:: Work required ::
Retyping the entries exactly is all that is required.

[Element data from apps and pages]
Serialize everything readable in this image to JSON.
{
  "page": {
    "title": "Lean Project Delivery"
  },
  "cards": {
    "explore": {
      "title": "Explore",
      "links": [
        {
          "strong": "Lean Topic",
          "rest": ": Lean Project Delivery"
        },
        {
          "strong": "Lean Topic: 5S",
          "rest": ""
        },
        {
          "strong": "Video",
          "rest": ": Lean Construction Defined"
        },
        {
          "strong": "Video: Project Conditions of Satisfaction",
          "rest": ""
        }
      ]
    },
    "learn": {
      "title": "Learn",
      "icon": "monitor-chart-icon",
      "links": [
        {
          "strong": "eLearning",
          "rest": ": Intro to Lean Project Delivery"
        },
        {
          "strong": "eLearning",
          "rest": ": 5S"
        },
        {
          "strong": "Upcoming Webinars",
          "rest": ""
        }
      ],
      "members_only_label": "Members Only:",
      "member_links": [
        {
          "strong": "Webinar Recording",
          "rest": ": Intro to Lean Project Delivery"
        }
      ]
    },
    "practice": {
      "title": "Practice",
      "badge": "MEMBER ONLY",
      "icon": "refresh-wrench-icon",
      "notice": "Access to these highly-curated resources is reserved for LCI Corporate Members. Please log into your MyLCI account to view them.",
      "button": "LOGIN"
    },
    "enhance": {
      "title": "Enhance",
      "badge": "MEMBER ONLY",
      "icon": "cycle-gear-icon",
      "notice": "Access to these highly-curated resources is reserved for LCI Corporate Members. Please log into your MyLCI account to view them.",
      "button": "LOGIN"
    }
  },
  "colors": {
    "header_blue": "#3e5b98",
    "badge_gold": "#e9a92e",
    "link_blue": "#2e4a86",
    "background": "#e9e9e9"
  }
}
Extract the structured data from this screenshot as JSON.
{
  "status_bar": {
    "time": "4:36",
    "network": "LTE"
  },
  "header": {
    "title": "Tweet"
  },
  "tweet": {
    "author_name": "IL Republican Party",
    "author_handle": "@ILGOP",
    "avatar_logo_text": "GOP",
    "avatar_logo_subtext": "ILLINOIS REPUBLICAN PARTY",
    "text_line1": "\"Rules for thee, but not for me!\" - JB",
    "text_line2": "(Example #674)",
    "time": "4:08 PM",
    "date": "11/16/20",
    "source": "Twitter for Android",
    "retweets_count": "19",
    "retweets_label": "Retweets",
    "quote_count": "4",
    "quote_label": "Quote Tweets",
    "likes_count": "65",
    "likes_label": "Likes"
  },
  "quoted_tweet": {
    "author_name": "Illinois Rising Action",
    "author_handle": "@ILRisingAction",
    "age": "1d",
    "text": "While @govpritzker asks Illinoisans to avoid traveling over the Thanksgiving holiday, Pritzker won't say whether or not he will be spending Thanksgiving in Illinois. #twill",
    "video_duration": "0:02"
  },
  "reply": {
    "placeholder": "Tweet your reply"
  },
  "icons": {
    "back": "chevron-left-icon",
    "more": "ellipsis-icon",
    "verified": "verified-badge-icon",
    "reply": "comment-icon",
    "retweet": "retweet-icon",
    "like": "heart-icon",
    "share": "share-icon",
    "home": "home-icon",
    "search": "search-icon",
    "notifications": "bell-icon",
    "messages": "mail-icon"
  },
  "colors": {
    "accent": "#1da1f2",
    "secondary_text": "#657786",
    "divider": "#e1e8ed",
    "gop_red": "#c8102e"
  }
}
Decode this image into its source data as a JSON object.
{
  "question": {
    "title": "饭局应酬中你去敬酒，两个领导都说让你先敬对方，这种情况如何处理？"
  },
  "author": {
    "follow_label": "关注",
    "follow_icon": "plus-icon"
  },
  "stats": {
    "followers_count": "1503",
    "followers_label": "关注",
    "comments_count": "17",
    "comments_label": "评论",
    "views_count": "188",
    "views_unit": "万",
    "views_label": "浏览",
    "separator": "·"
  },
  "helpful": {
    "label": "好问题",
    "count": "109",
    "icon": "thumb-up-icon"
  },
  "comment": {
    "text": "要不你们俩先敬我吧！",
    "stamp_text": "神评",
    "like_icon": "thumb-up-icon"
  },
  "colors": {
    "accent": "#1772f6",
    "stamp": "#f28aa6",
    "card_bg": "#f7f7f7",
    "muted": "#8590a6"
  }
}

:: Solution for this problem ::
Serialize everything readable in this image to JSON.
{
  "page": {
    "title": "Lean Project Delivery"
  },
  "cards": {
    "explore": {
      "title": "Explore",
      "links": [
        {
          "strong": "Lean Topic",
          "rest": ": Lean Project Delivery"
        },
        {
          "strong": "Lean Topic: 5S",
          "rest": ""
        },
        {
          "strong": "Video",
          "rest": ": Lean Construction Defined"
        },
        {
          "strong": "Video: Project Conditions of Satisfaction",
          "rest": ""
        }
      ]
    },
    "learn": {
      "title": "Learn",
      "icon": "monitor-chart-icon",
      "links": [
        {
          "strong": "eLearning",
          "rest": ": Intro to Lean Project Delivery"
        },
        {
          "strong": "eLearning",
          "rest": ": 5S"
        },
        {
          "strong": "Upcoming Webinars",
          "rest": ""
        }
      ],
      "members_only_label": "Members Only:",
      "member_links": [
        {
          "strong": "Webinar Recording",
          "rest": ": Intro to Lean Project Delivery"
        }
      ]
    },
    "practice": {
      "title": "Practice",
      "badge": "MEMBER ONLY",
      "icon": "refresh-wrench-icon",
      "notice": "Access to these highly-curated resources is reserved for LCI Corporate Members. Please log into your MyLCI account to view them.",
      "button": "LOGIN"
    },
    "enhance": {
      "title": "Enhance",
      "badge": "MEMBER ONLY",
      "icon": "cycle-gear-icon",
      "notice": "Access to these highly-curated resources is reserved for LCI Corporate Members. Please log into your MyLCI account to view them.",
      "button": "LOGIN"
    }
  },
  "colors": {
    "header_blue": "#3e5b98",
    "badge_gold": "#e9a92e",
    "link_blue": "#2e4a86",
    "background": "#e9e9e9"
  }
}
Extract the structured data from this screenshot as JSON.
{
  "status_bar": {
    "time": "4:36",
    "network": "LTE"
  },
  "header": {
    "title": "Tweet"
  },
  "tweet": {
    "author_name": "IL Republican Party",
    "author_handle": "@ILGOP",
    "avatar_logo_text": "GOP",
    "avatar_logo_subtext": "ILLINOIS REPUBLICAN PARTY",
    "text_line1": "\"Rules for thee, but not for me!\" - JB",
    "text_line2": "(Example #674)",
    "time": "4:08 PM",
    "date": "11/16/20",
    "source": "Twitter for Android",
    "retweets_count": "19",
    "retweets_label": "Retweets",
    "quote_count": "4",
    "quote_label": "Quote Tweets",
    "likes_count": "65",
    "likes_label": "Likes"
  },
  "quoted_tweet": {
    "author_name": "Illinois Rising Action",
    "author_handle": "@ILRisingAction",
    "age": "1d",
    "text": "While @govpritzker asks Illinoisans to avoid traveling over the Thanksgiving holiday, Pritzker won't say whether or not he will be spending Thanksgiving in Illinois. #twill",
    "video_duration": "0:02"
  },
  "reply": {
    "placeholder": "Tweet your reply"
  },
  "icons": {
    "back": "chevron-left-icon",
    "more": "ellipsis-icon",
    "verified": "verified-badge-icon",
    "reply": "comment-icon",
    "retweet": "retweet-icon",
    "like": "heart-icon",
    "share": "share-icon",
    "home": "home-icon",
    "search": "search-icon",
    "notifications": "bell-icon",
    "messages": "mail-icon"
  },
  "colors": {
    "accent": "#1da1f2",
    "secondary_text": "#657786",
    "divider": "#e1e8ed",
    "gop_red": "#c8102e"
  }
}
Decode this image into its source data as a JSON object.
{
  "question": {
    "title": "饭局应酬中你去敬酒，两个领导都说让你先敬对方，这种情况如何处理？"
  },
  "author": {
    "follow_label": "关注",
    "follow_icon": "plus-icon"
  },
  "stats": {
    "followers_count": "1503",
    "followers_label": "关注",
    "comments_count": "17",
    "comments_label": "评论",
    "views_count": "188",
    "views_unit": "万",
    "views_label": "浏览",
    "separator": "·"
  },
  "helpful": {
    "label": "好问题",
    "count": "109",
    "icon": "thumb-up-icon"
  },
  "comment": {
    "text": "要不你们俩先敬我吧！",
    "stamp_text": "神评",
    "like_icon": "thumb-up-icon"
  },
  "colors": {
    "accent": "#1772f6",
    "stamp": "#f28aa6",
    "card_bg": "#f7f7f7",
    "muted": "#8590a6"
  }
}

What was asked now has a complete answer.